MR PISA Calculator

 

The Proximal Isovelocity Surface Area or PISA method or calculation of MR assumes that there is flow convergence in systole around one leaking orifice of the mitral valve. As such we can assume blood flow converges in a hemispherical shape as it goes from the left ventricle toward the left atrium in someone with a single central jet of MR.
We can then use the continuity equation by using the area of the hemisphere of flow convergence and its velocity to calculate the area of the effective regurgitant orifiace area (EROA), since we also know the peak mitral regurgitant velocity. We can then get the mitral regurgitant volume once we know the EROA by multiplying it by the MR VTI . This principle is illustrated below along with a sample calculation at the bottom of the page. To the right we have the calculator.

Necessary input:

PISA radius: cm
Aliasing velocity: cm/s
Peak MR velocity: METERS/s
MR VTI: cm

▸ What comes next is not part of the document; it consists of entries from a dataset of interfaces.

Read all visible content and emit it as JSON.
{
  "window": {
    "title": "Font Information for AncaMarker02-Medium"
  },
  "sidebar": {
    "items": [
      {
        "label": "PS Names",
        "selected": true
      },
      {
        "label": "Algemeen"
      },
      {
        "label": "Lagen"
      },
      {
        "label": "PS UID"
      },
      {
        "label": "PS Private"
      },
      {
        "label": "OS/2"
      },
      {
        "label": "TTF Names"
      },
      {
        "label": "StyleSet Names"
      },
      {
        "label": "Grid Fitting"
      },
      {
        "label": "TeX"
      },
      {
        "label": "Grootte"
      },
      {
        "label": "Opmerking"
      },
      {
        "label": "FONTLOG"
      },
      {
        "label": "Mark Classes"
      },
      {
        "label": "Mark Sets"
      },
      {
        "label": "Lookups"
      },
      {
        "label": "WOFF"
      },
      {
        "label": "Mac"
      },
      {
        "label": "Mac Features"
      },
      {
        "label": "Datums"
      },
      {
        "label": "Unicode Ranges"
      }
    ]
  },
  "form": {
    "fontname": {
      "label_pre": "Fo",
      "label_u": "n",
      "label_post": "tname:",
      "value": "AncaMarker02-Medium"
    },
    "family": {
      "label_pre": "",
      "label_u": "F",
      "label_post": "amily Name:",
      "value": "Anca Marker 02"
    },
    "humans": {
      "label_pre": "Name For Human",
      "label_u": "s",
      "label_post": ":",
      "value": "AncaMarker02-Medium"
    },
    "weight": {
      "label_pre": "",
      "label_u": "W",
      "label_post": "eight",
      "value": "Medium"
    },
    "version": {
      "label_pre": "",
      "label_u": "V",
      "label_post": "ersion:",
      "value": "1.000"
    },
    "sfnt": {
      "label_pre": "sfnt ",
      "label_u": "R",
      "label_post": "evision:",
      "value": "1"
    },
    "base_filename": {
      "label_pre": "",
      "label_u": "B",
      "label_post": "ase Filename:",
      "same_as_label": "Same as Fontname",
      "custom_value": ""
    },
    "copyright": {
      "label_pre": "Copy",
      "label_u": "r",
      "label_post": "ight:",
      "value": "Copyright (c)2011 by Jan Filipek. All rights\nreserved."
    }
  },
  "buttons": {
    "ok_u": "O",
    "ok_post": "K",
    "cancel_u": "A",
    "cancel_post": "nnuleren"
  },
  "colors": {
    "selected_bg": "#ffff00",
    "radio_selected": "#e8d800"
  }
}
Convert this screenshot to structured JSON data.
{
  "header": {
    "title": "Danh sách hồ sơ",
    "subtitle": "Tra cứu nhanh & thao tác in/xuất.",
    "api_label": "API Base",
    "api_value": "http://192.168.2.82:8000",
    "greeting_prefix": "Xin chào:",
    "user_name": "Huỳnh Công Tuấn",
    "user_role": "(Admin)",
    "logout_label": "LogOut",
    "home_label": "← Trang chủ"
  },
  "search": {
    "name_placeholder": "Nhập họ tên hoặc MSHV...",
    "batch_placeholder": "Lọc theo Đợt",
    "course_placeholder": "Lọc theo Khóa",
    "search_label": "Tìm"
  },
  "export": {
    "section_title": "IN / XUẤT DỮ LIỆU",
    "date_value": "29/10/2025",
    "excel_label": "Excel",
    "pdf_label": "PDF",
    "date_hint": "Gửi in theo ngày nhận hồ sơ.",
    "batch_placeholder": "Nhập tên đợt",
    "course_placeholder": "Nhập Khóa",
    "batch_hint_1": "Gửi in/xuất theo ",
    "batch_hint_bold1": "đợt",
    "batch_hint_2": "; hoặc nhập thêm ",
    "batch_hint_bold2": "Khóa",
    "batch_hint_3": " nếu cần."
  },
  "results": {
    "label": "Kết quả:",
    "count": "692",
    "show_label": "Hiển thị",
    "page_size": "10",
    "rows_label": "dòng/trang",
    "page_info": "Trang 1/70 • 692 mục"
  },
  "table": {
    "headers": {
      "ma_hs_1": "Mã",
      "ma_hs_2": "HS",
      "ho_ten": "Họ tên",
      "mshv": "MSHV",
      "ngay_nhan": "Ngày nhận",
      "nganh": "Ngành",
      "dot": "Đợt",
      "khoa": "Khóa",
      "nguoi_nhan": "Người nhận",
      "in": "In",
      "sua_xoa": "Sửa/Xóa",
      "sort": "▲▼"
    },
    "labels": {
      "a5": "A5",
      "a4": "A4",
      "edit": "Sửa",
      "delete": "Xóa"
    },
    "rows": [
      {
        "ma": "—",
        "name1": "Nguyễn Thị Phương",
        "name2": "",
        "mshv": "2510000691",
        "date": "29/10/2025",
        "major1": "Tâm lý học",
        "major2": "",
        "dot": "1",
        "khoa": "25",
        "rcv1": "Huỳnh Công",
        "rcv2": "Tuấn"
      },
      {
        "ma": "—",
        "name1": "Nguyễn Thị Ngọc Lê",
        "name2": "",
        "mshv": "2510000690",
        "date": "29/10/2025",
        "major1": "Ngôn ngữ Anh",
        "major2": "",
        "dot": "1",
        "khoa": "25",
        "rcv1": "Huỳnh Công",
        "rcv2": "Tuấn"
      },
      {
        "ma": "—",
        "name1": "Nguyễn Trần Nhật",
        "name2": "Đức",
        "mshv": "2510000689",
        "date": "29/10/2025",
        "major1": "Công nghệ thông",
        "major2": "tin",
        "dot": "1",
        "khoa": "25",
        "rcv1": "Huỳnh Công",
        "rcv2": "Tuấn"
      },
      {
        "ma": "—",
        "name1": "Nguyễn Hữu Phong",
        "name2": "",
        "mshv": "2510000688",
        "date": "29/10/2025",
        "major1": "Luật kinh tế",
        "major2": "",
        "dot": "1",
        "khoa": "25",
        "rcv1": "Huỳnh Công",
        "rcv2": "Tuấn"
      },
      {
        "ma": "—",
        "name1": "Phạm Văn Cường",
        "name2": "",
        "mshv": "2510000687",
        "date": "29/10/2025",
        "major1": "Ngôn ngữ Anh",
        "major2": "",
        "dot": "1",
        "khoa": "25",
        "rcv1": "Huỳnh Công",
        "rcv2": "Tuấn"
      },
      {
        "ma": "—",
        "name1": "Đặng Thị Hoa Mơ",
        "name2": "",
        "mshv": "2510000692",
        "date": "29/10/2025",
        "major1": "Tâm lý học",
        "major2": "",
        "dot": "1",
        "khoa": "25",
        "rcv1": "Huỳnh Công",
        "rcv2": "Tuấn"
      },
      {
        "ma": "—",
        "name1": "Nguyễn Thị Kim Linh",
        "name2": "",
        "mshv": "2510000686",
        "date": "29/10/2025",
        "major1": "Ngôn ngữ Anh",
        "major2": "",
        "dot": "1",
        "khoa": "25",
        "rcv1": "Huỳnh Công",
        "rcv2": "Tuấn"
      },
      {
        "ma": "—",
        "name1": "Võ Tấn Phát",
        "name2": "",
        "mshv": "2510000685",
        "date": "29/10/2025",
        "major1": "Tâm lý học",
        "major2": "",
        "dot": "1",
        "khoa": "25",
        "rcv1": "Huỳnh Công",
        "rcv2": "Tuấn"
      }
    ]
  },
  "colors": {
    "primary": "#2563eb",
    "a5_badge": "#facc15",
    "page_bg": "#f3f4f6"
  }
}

Optional input (to calculate regurgitant fraction):


LVOT diameter: cm
LVOT VTI: cm


Effective regurgitation orifice area : cm^2
Regurgitant Volume: ml
Forward LV Stroke Volume: ml
Regurgitant Fraction: %

Criteria For MR severity*

Criteria
Mild MR
Severe MR
Regurgitant Volume
< 30 cc
> 60 cc
Regurgitant Fraction
< 30 %
> 50 %
EROA
< 0.20 cm^2
> 0.40 mm^2

 

*Moderate MR has values considered in between those of mild and severe both.

 

Example Calculation:

 Important Points:

1. It is important to shift the color baseline to get a lower aliasing velocity in order to get an adequate hemispherical flow convergance profile. An aliasing velocity around 40cm/s is recommended.

2. Whether you are doing TEE or TTE a simple rule of thumb is to shift the baseline in the direction of the MR jet (this means changing the lower velocity in TTE apical views and the upper aliasing velocity in the mid esophageal TEE views.)

3. This method is only reliable for quantifying a single centrallly directed jet. In patients with multiple MR jets, or those which are eccentric the PISA method is not reliable.

4. This is just one of many ways to quantify MR. A more detailed description of others can be found in the textbook section.